TASK ITEM:
How many of the lines below contain "Source"? Answer with that number alone.

Data about app and page elements
++++
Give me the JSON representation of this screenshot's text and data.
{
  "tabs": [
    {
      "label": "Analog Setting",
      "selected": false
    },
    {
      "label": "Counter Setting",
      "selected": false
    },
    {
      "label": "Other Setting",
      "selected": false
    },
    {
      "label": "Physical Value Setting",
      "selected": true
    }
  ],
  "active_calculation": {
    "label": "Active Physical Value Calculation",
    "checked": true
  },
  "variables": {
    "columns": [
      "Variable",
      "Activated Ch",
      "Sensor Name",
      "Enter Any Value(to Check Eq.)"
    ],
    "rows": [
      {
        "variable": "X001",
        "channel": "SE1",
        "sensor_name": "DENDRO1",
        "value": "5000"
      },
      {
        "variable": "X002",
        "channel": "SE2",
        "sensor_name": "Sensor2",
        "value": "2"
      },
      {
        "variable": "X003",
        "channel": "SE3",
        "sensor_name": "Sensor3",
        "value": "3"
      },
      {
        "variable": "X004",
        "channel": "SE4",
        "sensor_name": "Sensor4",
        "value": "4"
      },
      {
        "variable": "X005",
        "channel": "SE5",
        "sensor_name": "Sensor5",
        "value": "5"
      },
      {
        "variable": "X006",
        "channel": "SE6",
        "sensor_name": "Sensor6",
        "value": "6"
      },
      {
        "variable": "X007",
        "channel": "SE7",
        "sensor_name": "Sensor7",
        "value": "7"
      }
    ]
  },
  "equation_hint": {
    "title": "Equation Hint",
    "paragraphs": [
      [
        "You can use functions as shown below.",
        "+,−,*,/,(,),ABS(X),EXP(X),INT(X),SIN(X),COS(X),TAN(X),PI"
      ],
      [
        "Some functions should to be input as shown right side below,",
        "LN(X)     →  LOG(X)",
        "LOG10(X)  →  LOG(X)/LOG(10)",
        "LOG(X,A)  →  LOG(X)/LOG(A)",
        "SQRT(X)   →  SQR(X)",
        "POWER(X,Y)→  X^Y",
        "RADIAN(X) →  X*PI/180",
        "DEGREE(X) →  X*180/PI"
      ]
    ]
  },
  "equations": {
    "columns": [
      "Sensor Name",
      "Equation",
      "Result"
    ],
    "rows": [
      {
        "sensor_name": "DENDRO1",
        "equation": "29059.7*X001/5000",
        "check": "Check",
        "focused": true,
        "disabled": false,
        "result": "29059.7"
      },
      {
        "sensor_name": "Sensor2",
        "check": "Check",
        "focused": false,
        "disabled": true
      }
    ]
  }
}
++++
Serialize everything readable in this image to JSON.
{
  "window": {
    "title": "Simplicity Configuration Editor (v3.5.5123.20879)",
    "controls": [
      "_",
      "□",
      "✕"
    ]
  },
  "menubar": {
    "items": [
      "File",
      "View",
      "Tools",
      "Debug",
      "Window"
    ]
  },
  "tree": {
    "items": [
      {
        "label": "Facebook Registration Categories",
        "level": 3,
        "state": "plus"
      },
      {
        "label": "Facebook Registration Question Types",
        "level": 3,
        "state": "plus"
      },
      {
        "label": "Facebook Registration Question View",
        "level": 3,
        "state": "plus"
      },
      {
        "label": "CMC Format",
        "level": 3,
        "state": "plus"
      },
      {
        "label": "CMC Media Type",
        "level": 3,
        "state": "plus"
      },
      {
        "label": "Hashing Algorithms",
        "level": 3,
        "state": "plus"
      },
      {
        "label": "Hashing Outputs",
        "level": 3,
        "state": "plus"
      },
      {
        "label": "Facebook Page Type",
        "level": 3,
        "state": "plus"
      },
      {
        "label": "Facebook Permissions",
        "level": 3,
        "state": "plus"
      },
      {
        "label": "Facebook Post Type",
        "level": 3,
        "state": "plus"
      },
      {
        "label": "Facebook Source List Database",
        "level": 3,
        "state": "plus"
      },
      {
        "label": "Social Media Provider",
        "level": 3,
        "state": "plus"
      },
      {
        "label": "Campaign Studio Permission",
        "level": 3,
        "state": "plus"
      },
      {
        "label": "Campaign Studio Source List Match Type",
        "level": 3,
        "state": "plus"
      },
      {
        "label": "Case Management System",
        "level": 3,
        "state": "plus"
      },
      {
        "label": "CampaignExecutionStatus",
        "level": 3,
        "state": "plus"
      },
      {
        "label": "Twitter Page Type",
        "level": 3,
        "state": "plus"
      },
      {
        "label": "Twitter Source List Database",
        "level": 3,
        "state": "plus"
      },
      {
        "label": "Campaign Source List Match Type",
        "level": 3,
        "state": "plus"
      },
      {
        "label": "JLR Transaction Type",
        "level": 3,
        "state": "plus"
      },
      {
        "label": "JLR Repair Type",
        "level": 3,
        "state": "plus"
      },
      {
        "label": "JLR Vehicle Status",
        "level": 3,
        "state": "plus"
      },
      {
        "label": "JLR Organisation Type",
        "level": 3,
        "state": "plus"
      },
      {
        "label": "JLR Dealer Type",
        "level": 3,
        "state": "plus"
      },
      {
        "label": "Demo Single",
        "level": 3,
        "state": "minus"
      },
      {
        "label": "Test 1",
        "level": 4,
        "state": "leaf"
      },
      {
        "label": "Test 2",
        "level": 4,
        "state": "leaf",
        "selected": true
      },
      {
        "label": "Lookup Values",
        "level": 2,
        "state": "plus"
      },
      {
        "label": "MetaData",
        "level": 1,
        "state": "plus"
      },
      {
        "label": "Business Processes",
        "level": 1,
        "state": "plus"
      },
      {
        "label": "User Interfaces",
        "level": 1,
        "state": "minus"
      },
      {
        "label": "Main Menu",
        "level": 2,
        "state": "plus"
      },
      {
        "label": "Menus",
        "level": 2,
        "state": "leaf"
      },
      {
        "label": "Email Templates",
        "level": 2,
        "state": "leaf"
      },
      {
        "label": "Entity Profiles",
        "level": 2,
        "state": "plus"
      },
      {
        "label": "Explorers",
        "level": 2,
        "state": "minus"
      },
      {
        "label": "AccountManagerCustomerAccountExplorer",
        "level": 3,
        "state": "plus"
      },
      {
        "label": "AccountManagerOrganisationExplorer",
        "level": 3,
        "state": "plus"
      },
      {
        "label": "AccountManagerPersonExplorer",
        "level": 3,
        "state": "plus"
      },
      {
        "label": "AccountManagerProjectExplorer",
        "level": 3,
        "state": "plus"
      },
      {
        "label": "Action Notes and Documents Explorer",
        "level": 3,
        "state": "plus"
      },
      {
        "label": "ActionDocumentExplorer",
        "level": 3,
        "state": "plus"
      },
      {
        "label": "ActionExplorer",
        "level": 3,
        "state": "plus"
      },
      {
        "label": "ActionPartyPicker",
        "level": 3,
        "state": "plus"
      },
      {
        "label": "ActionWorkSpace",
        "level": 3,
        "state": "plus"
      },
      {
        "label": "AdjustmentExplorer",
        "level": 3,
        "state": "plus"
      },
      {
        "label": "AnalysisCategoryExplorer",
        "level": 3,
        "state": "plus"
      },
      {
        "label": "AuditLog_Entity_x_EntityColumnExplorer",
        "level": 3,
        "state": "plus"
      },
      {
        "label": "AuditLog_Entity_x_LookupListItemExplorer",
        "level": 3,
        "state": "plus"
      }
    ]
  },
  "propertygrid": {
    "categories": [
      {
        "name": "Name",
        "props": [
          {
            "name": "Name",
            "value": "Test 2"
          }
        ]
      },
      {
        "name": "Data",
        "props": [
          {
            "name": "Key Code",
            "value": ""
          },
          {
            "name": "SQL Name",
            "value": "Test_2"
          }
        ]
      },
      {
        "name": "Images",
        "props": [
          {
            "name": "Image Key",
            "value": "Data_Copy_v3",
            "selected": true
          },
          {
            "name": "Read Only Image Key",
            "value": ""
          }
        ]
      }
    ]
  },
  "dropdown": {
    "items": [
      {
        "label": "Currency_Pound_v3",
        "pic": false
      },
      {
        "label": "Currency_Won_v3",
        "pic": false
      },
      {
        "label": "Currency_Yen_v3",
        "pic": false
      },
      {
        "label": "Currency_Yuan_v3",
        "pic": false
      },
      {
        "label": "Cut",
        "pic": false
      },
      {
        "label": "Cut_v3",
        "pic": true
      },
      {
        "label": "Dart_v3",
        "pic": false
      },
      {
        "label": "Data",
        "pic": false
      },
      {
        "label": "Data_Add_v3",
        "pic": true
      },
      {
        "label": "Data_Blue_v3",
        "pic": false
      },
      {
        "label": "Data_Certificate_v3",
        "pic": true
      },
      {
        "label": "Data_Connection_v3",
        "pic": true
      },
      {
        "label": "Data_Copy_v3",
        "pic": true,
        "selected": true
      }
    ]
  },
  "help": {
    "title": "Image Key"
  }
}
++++
SOLUTION:
4